Stored data:
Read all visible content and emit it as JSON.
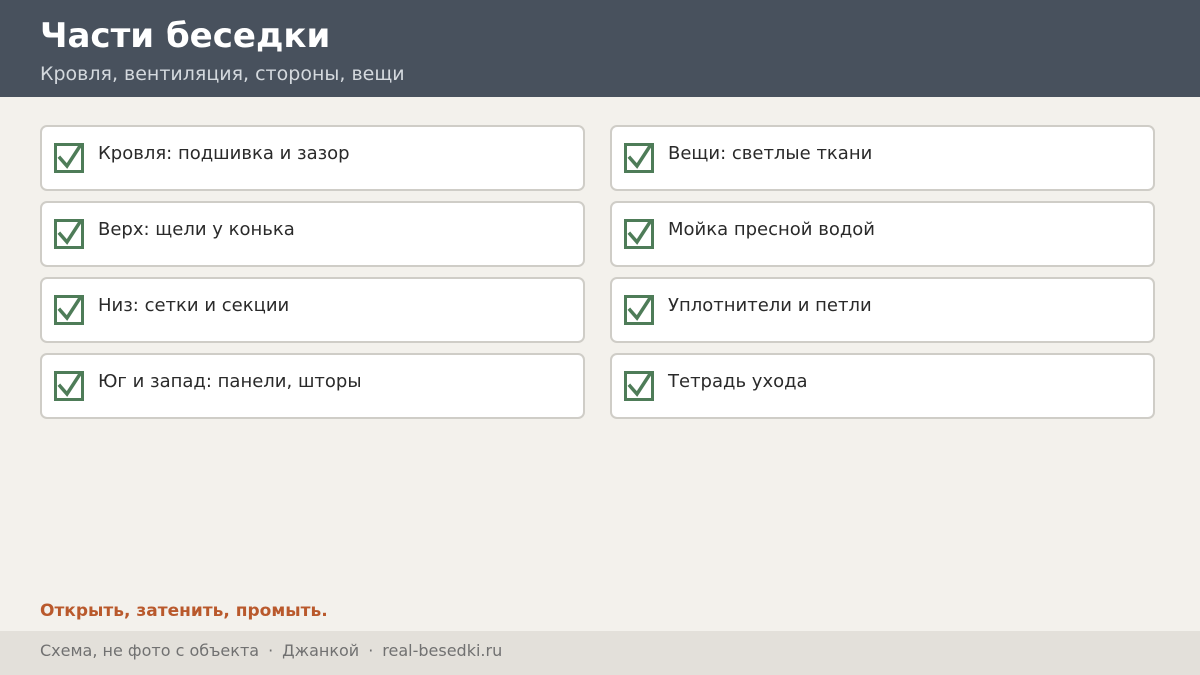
{
  "header": {
    "title": "Части беседки",
    "subtitle": "Кровля, вентиляция, стороны, вещи"
  },
  "checklist": {
    "check_icon": "checkbox-checked-icon",
    "check_color": "#4e7c58",
    "left": [
      {
        "label": "Кровля: подшивка и зазор",
        "checked": true
      },
      {
        "label": "Верх: щели у конька",
        "checked": true
      },
      {
        "label": "Низ: сетки и секции",
        "checked": true
      },
      {
        "label": "Юг и запад: панели, шторы",
        "checked": true
      }
    ],
    "right": [
      {
        "label": "Вещи: светлые ткани",
        "checked": true
      },
      {
        "label": "Мойка пресной водой",
        "checked": true
      },
      {
        "label": "Уплотнители и петли",
        "checked": true
      },
      {
        "label": "Тетрадь ухода",
        "checked": true
      }
    ]
  },
  "callout": {
    "text": "Открыть, затенить, промыть.",
    "color": "#b9592c"
  },
  "footer": {
    "note": "Схема, не фото с объекта",
    "separator": "·",
    "city": "Джанкой",
    "site": "real-besedki.ru"
  }
}
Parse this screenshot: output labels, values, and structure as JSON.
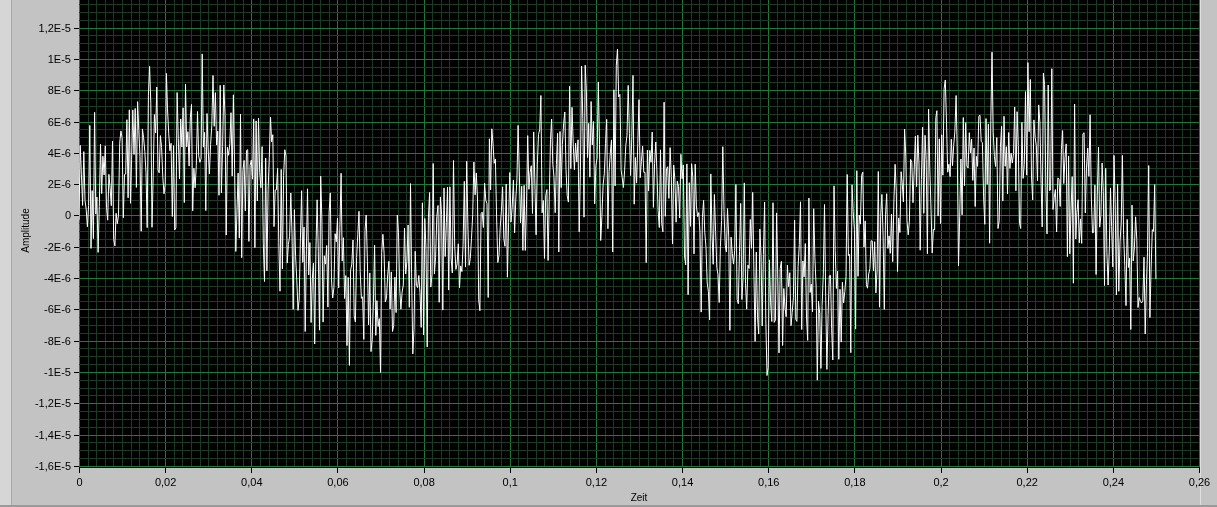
{
  "graph": {
    "y_axis": {
      "label": "Amplitude",
      "ticks": [
        "1,2E-5",
        "1E-5",
        "8E-6",
        "6E-6",
        "4E-6",
        "2E-6",
        "0",
        "-2E-6",
        "-4E-6",
        "-6E-6",
        "-8E-6",
        "-1E-5",
        "-1,2E-5",
        "-1,4E-5",
        "-1,6E-5"
      ]
    },
    "x_axis": {
      "label": "Zeit",
      "ticks": [
        "0",
        "0,02",
        "0,04",
        "0,06",
        "0,08",
        "0,1",
        "0,12",
        "0,14",
        "0,16",
        "0,18",
        "0,2",
        "0,22",
        "0,24",
        "0,26"
      ]
    }
  }
}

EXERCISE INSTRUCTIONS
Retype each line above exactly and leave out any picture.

ANSWER SPACE
Read all visible content and emit it as JSON.
{
  "header": {
    "title": "Части беседки",
    "subtitle": "Кровля, вентиляция, стороны, вещи"
  },
  "checklist": {
    "check_icon": "checkbox-checked-icon",
    "check_color": "#4e7c58",
    "left": [
      {
        "label": "Кровля: подшивка и зазор",
        "checked": true
      },
      {
        "label": "Верх: щели у конька",
        "checked": true
      },
      {
        "label": "Низ: сетки и секции",
        "checked": true
      },
      {
        "label": "Юг и запад: панели, шторы",
        "checked": true
      }
    ],
    "right": [
      {
        "label": "Вещи: светлые ткани",
        "checked": true
      },
      {
        "label": "Мойка пресной водой",
        "checked": true
      },
      {
        "label": "Уплотнители и петли",
        "checked": true
      },
      {
        "label": "Тетрадь ухода",
        "checked": true
      }
    ]
  },
  "callout": {
    "text": "Открыть, затенить, промыть.",
    "color": "#b9592c"
  },
  "footer": {
    "note": "Схема, не фото с объекта",
    "separator": "·",
    "city": "Джанкой",
    "site": "real-besedki.ru"
  }
}
Parse this screenshot: output labels, values, and structure as JSON.
{
  "graph": {
    "y_axis": {
      "label": "Amplitude",
      "ticks": [
        "1,2E-5",
        "1E-5",
        "8E-6",
        "6E-6",
        "4E-6",
        "2E-6",
        "0",
        "-2E-6",
        "-4E-6",
        "-6E-6",
        "-8E-6",
        "-1E-5",
        "-1,2E-5",
        "-1,4E-5",
        "-1,6E-5"
      ]
    },
    "x_axis": {
      "label": "Zeit",
      "ticks": [
        "0",
        "0,02",
        "0,04",
        "0,06",
        "0,08",
        "0,1",
        "0,12",
        "0,14",
        "0,16",
        "0,18",
        "0,2",
        "0,22",
        "0,24",
        "0,26"
      ]
    }
  }
}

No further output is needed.